While TCU ranked 97th nationally for academics, it took 12th for fitness and 10th for the influence of the Greek community.One might be quick to say that TCU should study as much as it exercises.
It is easy to draw connections between these numbers and jump to conclusions, but we must remember the magazines doing these rankings were entirely independent and used different methodologies.
We can’t link these factors scientifically, but it does raise questions for some.
The Skiff always preaches about getting involved on campus and finding your niche, but it seems everyone else on campus already has – at the rec center.
The fact that TCU has a fit student body is a great message to send prospective students and current ones, especially when the obligatory complaints about campus food kick off about a week into classes.
A strong Greek community means that we have a large number of students that are active in the community promoting positive ends through the service projects each fraternity and sorority organize.
It is easy to write it off as a party ranking, but a strong Greek system traditionally means strong ties in the world of business.
There’s no such thing as bad publicity, and the more TCU is recognized the better.
If the next ranking we see is about overexercising or eating disorders, we should start to worry.
The mantra heard from high school on is “be a balanced student.”
Maybe TCU students are the balanced individuals students are encouraged to become.
While a 97th-ranked academic program is impressive, what student wouldn’t want to see that rank a little closer to No. 1?
If anything, the rank shows that TCU is strong now and has potential to grow in the future.

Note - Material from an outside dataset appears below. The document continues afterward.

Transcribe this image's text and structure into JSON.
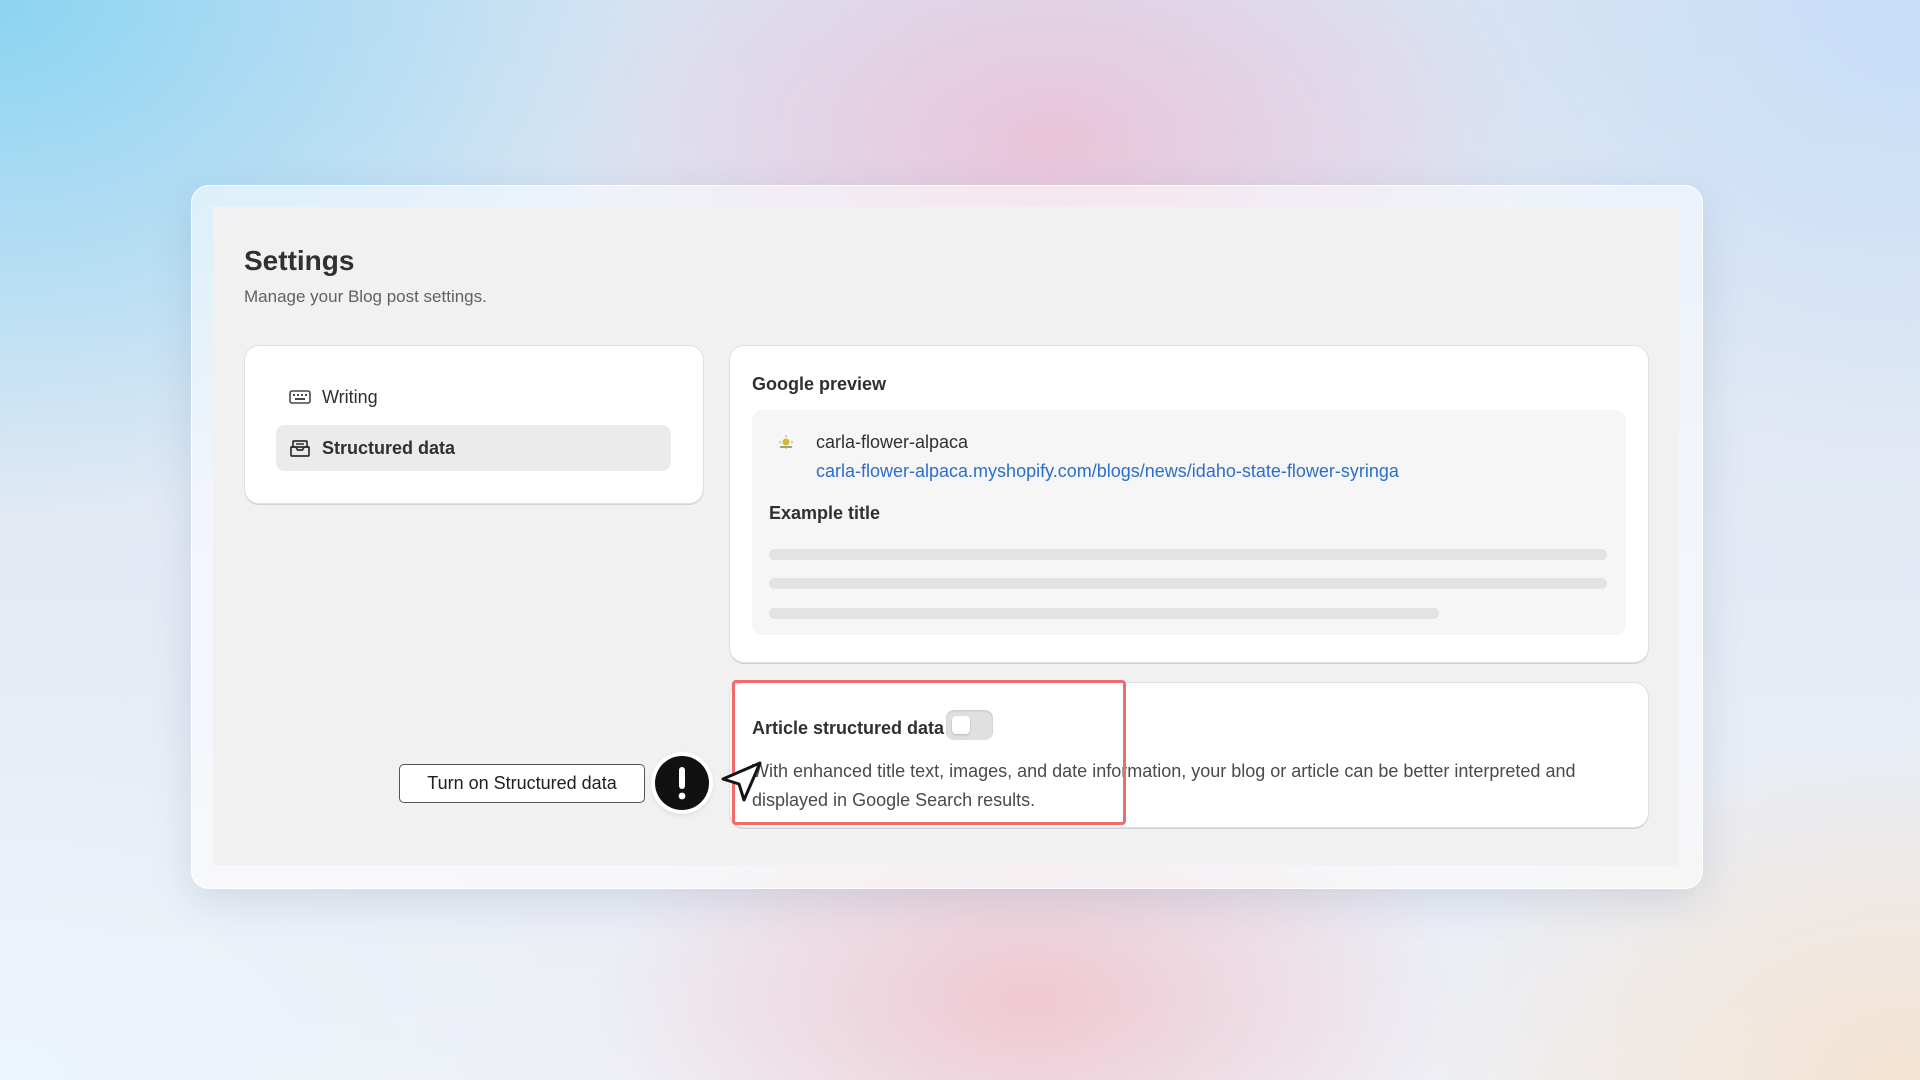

When a group of ranks are put together, the natural instinct is to link them in some way. We must remember, however, that numbers don’t always tell the whole story.
Brian Chatman and Janelle Stecklein for the Editorial Board.